This post is also available in: Italian
It’s over, finish, no more grapes on the vines.
How was it? Medium quality I think, I’m telling you straight away (if it was a wine it would receive a 87 Parker points, not spendable in the US or Asian market, if you care about those things…)
Yes, nobody this year has yelled to the “harvest of the century”. Not because it isn’t, not because it’s impossible to make generalizations in any case (my harvest is different even inside MY vineyards), but because they starting to feel a bit ridiculous to keep saying it.
Anyway, it wasn’t all bad, we got a good deal of good stuff (not as much as I would like but…), notably our Sangiovese from the three vineyards we have on “the other farm” (podere Keeling, in Scansano), all planted with different clones of Sangiovese that are really very different and fascinating to taste, they almost look like different varieties, but at the same time the look the same, if you know what I mean.

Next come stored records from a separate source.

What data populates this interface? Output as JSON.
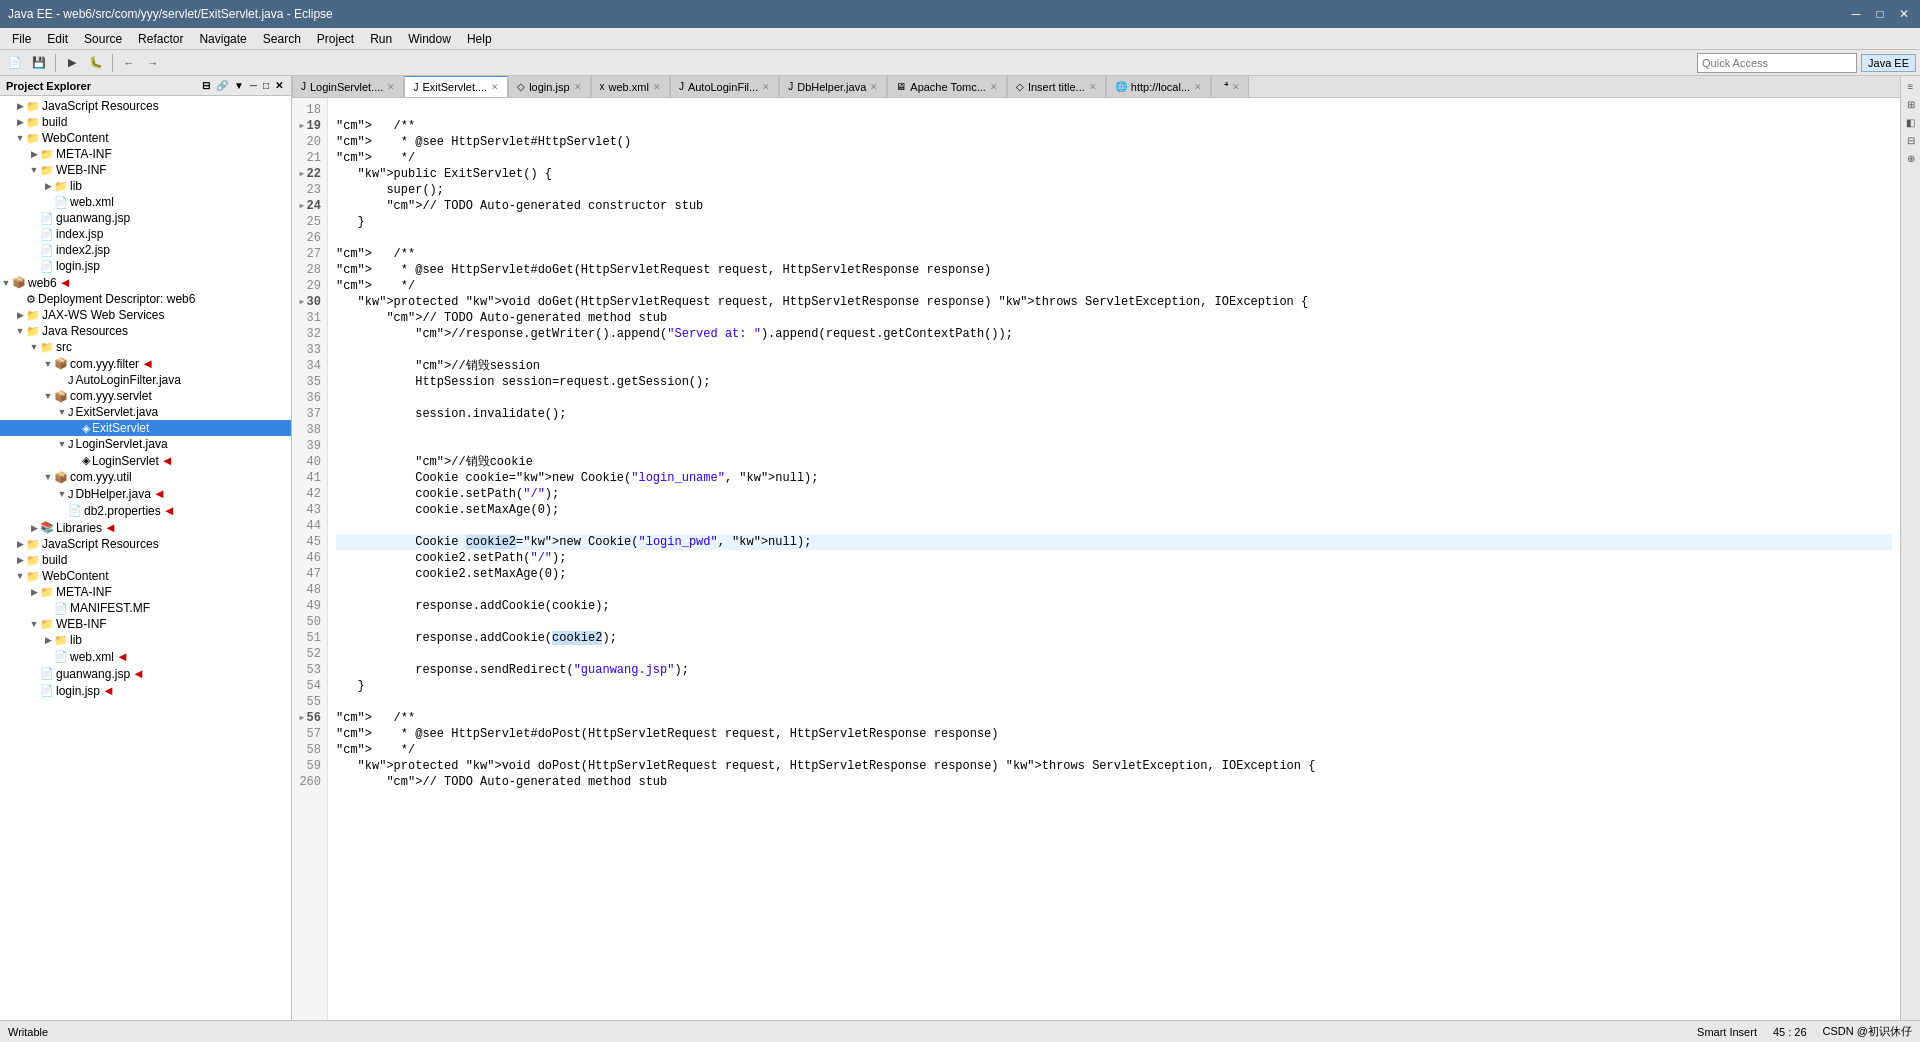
{
  "titleBar": {
    "title": "Java EE - web6/src/com/yyy/servlet/ExitServlet.java - Eclipse",
    "minimize": "─",
    "maximize": "□",
    "close": "✕"
  },
  "menuBar": {
    "items": [
      "File",
      "Edit",
      "Source",
      "Refactor",
      "Navigate",
      "Search",
      "Project",
      "Run",
      "Window",
      "Help"
    ]
  },
  "toolbar": {
    "quickAccess": "Quick Access",
    "perspectiveBtn": "Java EE"
  },
  "sidebar": {
    "title": "Project Explorer",
    "closeLabel": "✕"
  },
  "tabs": [
    {
      "label": "LoginServlet....",
      "icon": "J",
      "active": false
    },
    {
      "label": "ExitServlet....",
      "icon": "J",
      "active": true
    },
    {
      "label": "login.jsp",
      "icon": "◇",
      "active": false
    },
    {
      "label": "web.xml",
      "icon": "x",
      "active": false
    },
    {
      "label": "AutoLoginFil...",
      "icon": "J",
      "active": false
    },
    {
      "label": "DbHelper.java",
      "icon": "J",
      "active": false
    },
    {
      "label": "Apache Tomc...",
      "icon": "🖥",
      "active": false
    },
    {
      "label": "Insert title...",
      "icon": "◇",
      "active": false
    },
    {
      "label": "http://local...",
      "icon": "🌐",
      "active": false
    },
    {
      "label": "⁴",
      "icon": "",
      "active": false
    }
  ],
  "statusBar": {
    "writable": "Writable",
    "insertMode": "Smart Insert",
    "position": "45 : 26",
    "extra": "CSDN @初识休仔"
  },
  "codeLines": [
    {
      "num": "18",
      "code": ""
    },
    {
      "num": "19",
      "marker": true,
      "code": "   /**"
    },
    {
      "num": "20",
      "code": "    * @see HttpServlet#HttpServlet()"
    },
    {
      "num": "21",
      "code": "    */"
    },
    {
      "num": "22",
      "marker": true,
      "code": "   public ExitServlet() {"
    },
    {
      "num": "23",
      "code": "       super();"
    },
    {
      "num": "24",
      "marker": true,
      "code": "       // TODO Auto-generated constructor stub"
    },
    {
      "num": "25",
      "code": "   }"
    },
    {
      "num": "26",
      "code": ""
    },
    {
      "num": "27",
      "code": "   /**"
    },
    {
      "num": "28",
      "code": "    * @see HttpServlet#doGet(HttpServletRequest request, HttpServletResponse response)"
    },
    {
      "num": "29",
      "code": "    */"
    },
    {
      "num": "30",
      "marker": true,
      "code": "   protected void doGet(HttpServletRequest request, HttpServletResponse response) throws ServletException, IOException {"
    },
    {
      "num": "31",
      "code": "       // TODO Auto-generated method stub"
    },
    {
      "num": "32",
      "code": "           //response.getWriter().append(\"Served at: \").append(request.getContextPath());"
    },
    {
      "num": "33",
      "code": ""
    },
    {
      "num": "34",
      "code": "           //销毁session"
    },
    {
      "num": "35",
      "code": "           HttpSession session=request.getSession();"
    },
    {
      "num": "36",
      "code": ""
    },
    {
      "num": "37",
      "code": "           session.invalidate();"
    },
    {
      "num": "38",
      "code": ""
    },
    {
      "num": "39",
      "code": ""
    },
    {
      "num": "40",
      "code": "           //销毁cookie"
    },
    {
      "num": "41",
      "code": "           Cookie cookie=new Cookie(\"login_uname\", null);"
    },
    {
      "num": "42",
      "code": "           cookie.setPath(\"/\");"
    },
    {
      "num": "43",
      "code": "           cookie.setMaxAge(0);"
    },
    {
      "num": "44",
      "code": ""
    },
    {
      "num": "45",
      "code": "           Cookie cookie2=new Cookie(\"login_pwd\", null);",
      "highlighted": true
    },
    {
      "num": "46",
      "code": "           cookie2.setPath(\"/\");"
    },
    {
      "num": "47",
      "code": "           cookie2.setMaxAge(0);"
    },
    {
      "num": "48",
      "code": ""
    },
    {
      "num": "49",
      "code": "           response.addCookie(cookie);"
    },
    {
      "num": "50",
      "code": ""
    },
    {
      "num": "51",
      "code": "           response.addCookie(cookie2);"
    },
    {
      "num": "52",
      "code": ""
    },
    {
      "num": "53",
      "code": "           response.sendRedirect(\"guanwang.jsp\");"
    },
    {
      "num": "54",
      "code": "   }"
    },
    {
      "num": "55",
      "code": ""
    },
    {
      "num": "56",
      "marker": true,
      "code": "   /**"
    },
    {
      "num": "57",
      "code": "    * @see HttpServlet#doPost(HttpServletRequest request, HttpServletResponse response)"
    },
    {
      "num": "58",
      "code": "    */"
    },
    {
      "num": "59",
      "code": "   protected void doPost(HttpServletRequest request, HttpServletResponse response) throws ServletException, IOException {"
    },
    {
      "num": "260",
      "code": "       // TODO Auto-generated method stub"
    }
  ],
  "treeItems": [
    {
      "id": "js-res-1",
      "indent": 1,
      "arrow": "▶",
      "icon": "📁",
      "label": "JavaScript Resources"
    },
    {
      "id": "build-1",
      "indent": 1,
      "arrow": "▶",
      "icon": "📁",
      "label": "build"
    },
    {
      "id": "webcontent-1",
      "indent": 1,
      "arrow": "▼",
      "icon": "📁",
      "label": "WebContent"
    },
    {
      "id": "meta-inf-1",
      "indent": 2,
      "arrow": "▶",
      "icon": "📁",
      "label": "META-INF"
    },
    {
      "id": "web-inf-1",
      "indent": 2,
      "arrow": "▼",
      "icon": "📁",
      "label": "WEB-INF"
    },
    {
      "id": "lib-1",
      "indent": 3,
      "arrow": "▶",
      "icon": "📁",
      "label": "lib"
    },
    {
      "id": "webxml-1",
      "indent": 3,
      "arrow": "",
      "icon": "📄",
      "label": "web.xml"
    },
    {
      "id": "guanwang-1",
      "indent": 2,
      "arrow": "",
      "icon": "📄",
      "label": "guanwang.jsp"
    },
    {
      "id": "index-1",
      "indent": 2,
      "arrow": "",
      "icon": "📄",
      "label": "index.jsp"
    },
    {
      "id": "index2-1",
      "indent": 2,
      "arrow": "",
      "icon": "📄",
      "label": "index2.jsp"
    },
    {
      "id": "login-1",
      "indent": 2,
      "arrow": "",
      "icon": "📄",
      "label": "login.jsp"
    },
    {
      "id": "web6",
      "indent": 0,
      "arrow": "▼",
      "icon": "📦",
      "label": "web6",
      "arrow_red": true
    },
    {
      "id": "deploy-desc",
      "indent": 1,
      "arrow": "",
      "icon": "⚙",
      "label": "Deployment Descriptor: web6"
    },
    {
      "id": "jax-ws",
      "indent": 1,
      "arrow": "▶",
      "icon": "📁",
      "label": "JAX-WS Web Services"
    },
    {
      "id": "java-res",
      "indent": 1,
      "arrow": "▼",
      "icon": "📁",
      "label": "Java Resources"
    },
    {
      "id": "src",
      "indent": 2,
      "arrow": "▼",
      "icon": "📁",
      "label": "src"
    },
    {
      "id": "com-yyy-filter",
      "indent": 3,
      "arrow": "▼",
      "icon": "📦",
      "label": "com.yyy.filter",
      "arrow_red": true
    },
    {
      "id": "autologin-filter",
      "indent": 4,
      "arrow": "",
      "icon": "J",
      "label": "AutoLoginFilter.java"
    },
    {
      "id": "com-yyy-servlet",
      "indent": 3,
      "arrow": "▼",
      "icon": "📦",
      "label": "com.yyy.servlet"
    },
    {
      "id": "exitservlet-java",
      "indent": 4,
      "arrow": "▼",
      "icon": "J",
      "label": "ExitServlet.java"
    },
    {
      "id": "exitservlet",
      "indent": 5,
      "arrow": "",
      "icon": "◈",
      "label": "ExitServlet",
      "selected": true
    },
    {
      "id": "loginservlet-java",
      "indent": 4,
      "arrow": "▼",
      "icon": "J",
      "label": "LoginServlet.java"
    },
    {
      "id": "loginservlet",
      "indent": 5,
      "arrow": "",
      "icon": "◈",
      "label": "LoginServlet",
      "arrow_red": true
    },
    {
      "id": "com-yyy-util",
      "indent": 3,
      "arrow": "▼",
      "icon": "📦",
      "label": "com.yyy.util"
    },
    {
      "id": "dbhelper-java",
      "indent": 4,
      "arrow": "▼",
      "icon": "J",
      "label": "DbHelper.java",
      "arrow_red": true
    },
    {
      "id": "db2-props",
      "indent": 4,
      "arrow": "",
      "icon": "📄",
      "label": "db2.properties",
      "arrow_red": true
    },
    {
      "id": "libraries",
      "indent": 2,
      "arrow": "▶",
      "icon": "📚",
      "label": "Libraries",
      "arrow_red": true
    },
    {
      "id": "js-res-2",
      "indent": 1,
      "arrow": "▶",
      "icon": "📁",
      "label": "JavaScript Resources"
    },
    {
      "id": "build-2",
      "indent": 1,
      "arrow": "▶",
      "icon": "📁",
      "label": "build"
    },
    {
      "id": "webcontent-2",
      "indent": 1,
      "arrow": "▼",
      "icon": "📁",
      "label": "WebContent"
    },
    {
      "id": "meta-inf-2",
      "indent": 2,
      "arrow": "▶",
      "icon": "📁",
      "label": "META-INF"
    },
    {
      "id": "manifest",
      "indent": 3,
      "arrow": "",
      "icon": "📄",
      "label": "MANIFEST.MF"
    },
    {
      "id": "web-inf-2",
      "indent": 2,
      "arrow": "▼",
      "icon": "📁",
      "label": "WEB-INF"
    },
    {
      "id": "lib-2",
      "indent": 3,
      "arrow": "▶",
      "icon": "📁",
      "label": "lib"
    },
    {
      "id": "webxml-2",
      "indent": 3,
      "arrow": "",
      "icon": "📄",
      "label": "web.xml",
      "arrow_red": true
    },
    {
      "id": "guanwang-2",
      "indent": 2,
      "arrow": "",
      "icon": "📄",
      "label": "guanwang.jsp",
      "arrow_red": true
    },
    {
      "id": "login-2",
      "indent": 2,
      "arrow": "",
      "icon": "📄",
      "label": "login.jsp",
      "arrow_red": true
    }
  ]
}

This was our first harvest of 100% no-inoculated-yeasts and no sulfite added at the beginning of the fermentation. The only exception would have been, but it didn’t happen, for disease’s attacked grapes and potential alcohol > 15%. This is for the reds. For the whites that are fermented in a “reductive” way (that’s to say, with lower fermentation Temp. and no or little contact with O2) we don’t feel confident enough to do without high performing (although neutral, meaning not selected to add particular flavors) yeasts and sulfite. For those whites, that are starting to be quite a lot in number, that are fermented with ski contact and in oxidative way (open barrels usually), we did like for the reds, nothing added.
The whites seems interesting. We have done a lot of microvinifications of endangered grape varieties from the “Maremma alta“, the area between Manciano and Pitigliano, and there are a few that look very promising, among which my favorite is the Duropersico, a variety that existed for many years, and that tastes a bit as a Verdicchio. If things are confirmed we’ll perform DNA analysis and propagate with the view of planting new vineyards of it. A question arises in my mind: why the h..l are these experiment not carried out by Universities, Research centers, et similar, that we have in abundance in this country?
This is our last year in conversion to organic farming, next harvest our grapes will be certified organic!